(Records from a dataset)

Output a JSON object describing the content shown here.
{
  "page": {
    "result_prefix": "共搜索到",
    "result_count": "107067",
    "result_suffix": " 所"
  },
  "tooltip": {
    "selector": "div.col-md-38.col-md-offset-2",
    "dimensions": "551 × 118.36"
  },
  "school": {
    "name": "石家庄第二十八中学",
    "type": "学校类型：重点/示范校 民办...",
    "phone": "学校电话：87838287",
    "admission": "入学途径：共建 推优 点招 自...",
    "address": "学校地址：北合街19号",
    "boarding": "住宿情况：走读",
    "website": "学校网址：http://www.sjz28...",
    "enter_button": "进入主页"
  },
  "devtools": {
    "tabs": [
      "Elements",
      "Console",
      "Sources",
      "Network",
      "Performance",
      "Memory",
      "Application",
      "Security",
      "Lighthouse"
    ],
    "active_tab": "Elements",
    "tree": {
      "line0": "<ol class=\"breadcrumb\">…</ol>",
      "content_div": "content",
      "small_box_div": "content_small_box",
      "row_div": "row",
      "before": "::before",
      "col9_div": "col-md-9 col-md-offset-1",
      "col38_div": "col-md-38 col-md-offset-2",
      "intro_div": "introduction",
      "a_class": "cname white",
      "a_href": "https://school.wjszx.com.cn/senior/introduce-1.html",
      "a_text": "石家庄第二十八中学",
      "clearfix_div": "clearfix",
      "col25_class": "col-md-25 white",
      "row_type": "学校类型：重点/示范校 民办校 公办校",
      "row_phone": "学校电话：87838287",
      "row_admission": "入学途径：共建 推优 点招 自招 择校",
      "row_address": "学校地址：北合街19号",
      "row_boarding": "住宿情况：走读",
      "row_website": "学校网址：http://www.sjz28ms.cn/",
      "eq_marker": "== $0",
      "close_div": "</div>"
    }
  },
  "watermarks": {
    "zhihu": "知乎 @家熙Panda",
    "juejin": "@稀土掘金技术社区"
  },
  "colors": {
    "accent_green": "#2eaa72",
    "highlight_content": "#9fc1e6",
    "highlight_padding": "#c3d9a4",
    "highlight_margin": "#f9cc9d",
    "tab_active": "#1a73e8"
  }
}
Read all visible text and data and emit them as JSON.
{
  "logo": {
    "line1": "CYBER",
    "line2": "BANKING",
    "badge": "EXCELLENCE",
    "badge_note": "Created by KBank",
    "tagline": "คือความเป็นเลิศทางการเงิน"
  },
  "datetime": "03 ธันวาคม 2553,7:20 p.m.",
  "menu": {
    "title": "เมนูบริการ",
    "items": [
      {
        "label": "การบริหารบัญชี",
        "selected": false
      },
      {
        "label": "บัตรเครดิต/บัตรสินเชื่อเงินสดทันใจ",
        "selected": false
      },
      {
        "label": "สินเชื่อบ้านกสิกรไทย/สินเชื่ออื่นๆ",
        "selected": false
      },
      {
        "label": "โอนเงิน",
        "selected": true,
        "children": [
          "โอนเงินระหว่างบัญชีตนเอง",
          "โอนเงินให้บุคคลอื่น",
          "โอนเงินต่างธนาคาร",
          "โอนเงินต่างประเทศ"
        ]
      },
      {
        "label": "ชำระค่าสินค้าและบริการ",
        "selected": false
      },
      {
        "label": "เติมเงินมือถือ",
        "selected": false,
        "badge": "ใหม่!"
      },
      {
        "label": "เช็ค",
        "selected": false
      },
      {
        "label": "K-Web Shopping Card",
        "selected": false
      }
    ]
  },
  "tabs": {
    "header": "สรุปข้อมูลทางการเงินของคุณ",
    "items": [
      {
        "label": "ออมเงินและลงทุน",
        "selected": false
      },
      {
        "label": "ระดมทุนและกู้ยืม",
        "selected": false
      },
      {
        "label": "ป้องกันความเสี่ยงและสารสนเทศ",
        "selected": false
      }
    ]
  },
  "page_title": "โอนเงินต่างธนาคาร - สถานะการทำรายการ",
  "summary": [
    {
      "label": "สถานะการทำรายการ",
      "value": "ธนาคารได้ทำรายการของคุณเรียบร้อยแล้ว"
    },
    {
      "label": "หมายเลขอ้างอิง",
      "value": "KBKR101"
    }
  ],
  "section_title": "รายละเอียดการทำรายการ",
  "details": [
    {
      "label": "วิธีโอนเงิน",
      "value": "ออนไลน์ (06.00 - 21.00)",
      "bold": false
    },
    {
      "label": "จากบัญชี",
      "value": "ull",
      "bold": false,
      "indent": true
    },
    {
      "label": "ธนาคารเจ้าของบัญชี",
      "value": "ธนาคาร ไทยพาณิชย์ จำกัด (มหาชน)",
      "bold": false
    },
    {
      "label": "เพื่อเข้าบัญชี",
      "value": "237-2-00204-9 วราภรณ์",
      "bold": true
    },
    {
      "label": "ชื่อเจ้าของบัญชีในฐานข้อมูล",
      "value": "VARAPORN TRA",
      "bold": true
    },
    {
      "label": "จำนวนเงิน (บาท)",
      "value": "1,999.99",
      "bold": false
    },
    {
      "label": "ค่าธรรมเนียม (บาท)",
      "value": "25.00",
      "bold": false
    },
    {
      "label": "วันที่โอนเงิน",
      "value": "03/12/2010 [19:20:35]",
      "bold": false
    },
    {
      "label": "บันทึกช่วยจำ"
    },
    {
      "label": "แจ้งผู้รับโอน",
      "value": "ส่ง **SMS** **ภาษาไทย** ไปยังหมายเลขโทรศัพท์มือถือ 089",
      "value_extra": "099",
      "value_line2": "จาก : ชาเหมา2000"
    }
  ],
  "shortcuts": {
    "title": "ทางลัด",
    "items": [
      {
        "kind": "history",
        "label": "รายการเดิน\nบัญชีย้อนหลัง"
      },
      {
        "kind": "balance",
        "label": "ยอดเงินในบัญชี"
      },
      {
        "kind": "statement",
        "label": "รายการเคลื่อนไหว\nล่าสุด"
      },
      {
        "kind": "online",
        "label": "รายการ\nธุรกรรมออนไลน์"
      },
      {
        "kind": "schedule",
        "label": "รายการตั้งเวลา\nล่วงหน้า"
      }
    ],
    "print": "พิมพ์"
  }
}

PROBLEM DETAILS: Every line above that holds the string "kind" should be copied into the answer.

RESPONSE FOR THIS EXERCISE:
        "kind": "history",
        "kind": "balance",
        "kind": "statement",
        "kind": "online",
        "kind": "schedule",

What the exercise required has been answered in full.